velocity vector the same. Thus the air angle of attack is zero. You will also
see events such as SSME throttling down and then back up during the burn. At the
end of the first stage burn you are asked for the maximum angle of attack. This
is relative to the inertial velocity vector. When this angle is greater than the
air angle of attack, the angle of attack will gradually increase. This is due
to the trajectory algorithm trying to maintain the rate of altitude increase.
We have *h*_{0} as the height, *h*_{1} =
*dh*_{0}/*dt* is the rate of increase of height, and
*h*_{2} = *dh*_{1}/*dt*. Our orbit algorithm
has *h*_{2} proportional to
sign(*h*_{1})|*h*_{1}|^{pow}. pow is a
constant and is set to 2.0. This seems to be not the most optimal algorithm,
but I have found that it does a reasonable good job, getting you where you want
to go.

The angle of attack will increase until the maximum angle is reached and be maintained there until centrifugal acceleration becomes strong enough.
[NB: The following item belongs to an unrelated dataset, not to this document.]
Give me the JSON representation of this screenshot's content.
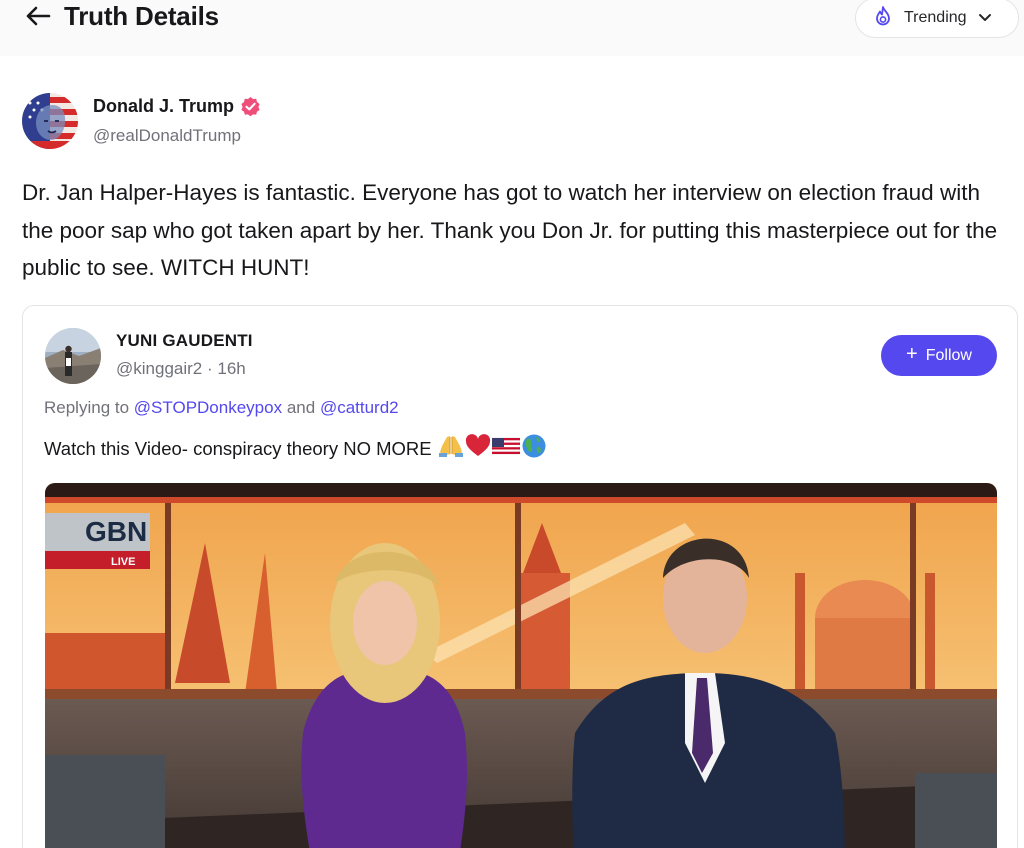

The angle of attack will then naturally decrease. The reason that "shuttle" needs this algorithm is that the MPS doesn't have enough thrust to allow for a zero angle of attack. Well, this is what I found anyway. If anyone has a better way that uses a smaller angle of attack, I would be glad to hear from them.

At the end of stage 2 you should be in an elliptical orbit and at an altitude of between 80 and 90 km. At this altitude and speed, drag is still significant and so the apogee needs to be higher than the nominal 203.7 km (for a 24.9 t payload, 1 t = 1000 kg). After transferring to apogee the apogee should have decreased to 203.7 km due to drag. You then perform the OMS2 burn in a direct ascent trajectory to circularise your orbit. You are then told how many kilograms (or seconds) of propellant is left in the Orbiter. I have been able to get into a 203.7 x 203.9 km orbit with 3200.6 kg left. I leave it to you to determine the turn time and angle of attack. Have fun!

One area I would like to improve is determining the coefficient of drag (cd) versus speed. The values I used were from the Mars Project by Werner von Braun for a 20 m diameter rocket. If anyone can help me out on this, I would greatly appreciate it.

A concern I have is the need for my altitude to be between 80 and 90 km at the end of stage 2. The only trajectory curves I have seen for the shuttle are from a 1979 book where the poorer performance dual OMS burn is illustrated. There, the altitude is around 100 km at burnout.

I would very much like to thank Linder Metts who provided me with vacuum thrust versus time tables and the vacuum exhaust speed of the SRB.

23 Nov 1999 First release

17 Aug 2006 Free Pascal compilation

Last modified 17 Aug 2006. Any comments, questions, additions, or corrections should be directed to

Steven S. Pietrobon Small World Communications 6 First Avenue Payneham South SA 5070 Australia |
ph. +61 8 8332 0319 fax. +61 8 8332 3177 email: steven@sworld.com.au web: http://www.sworld.com.au/ |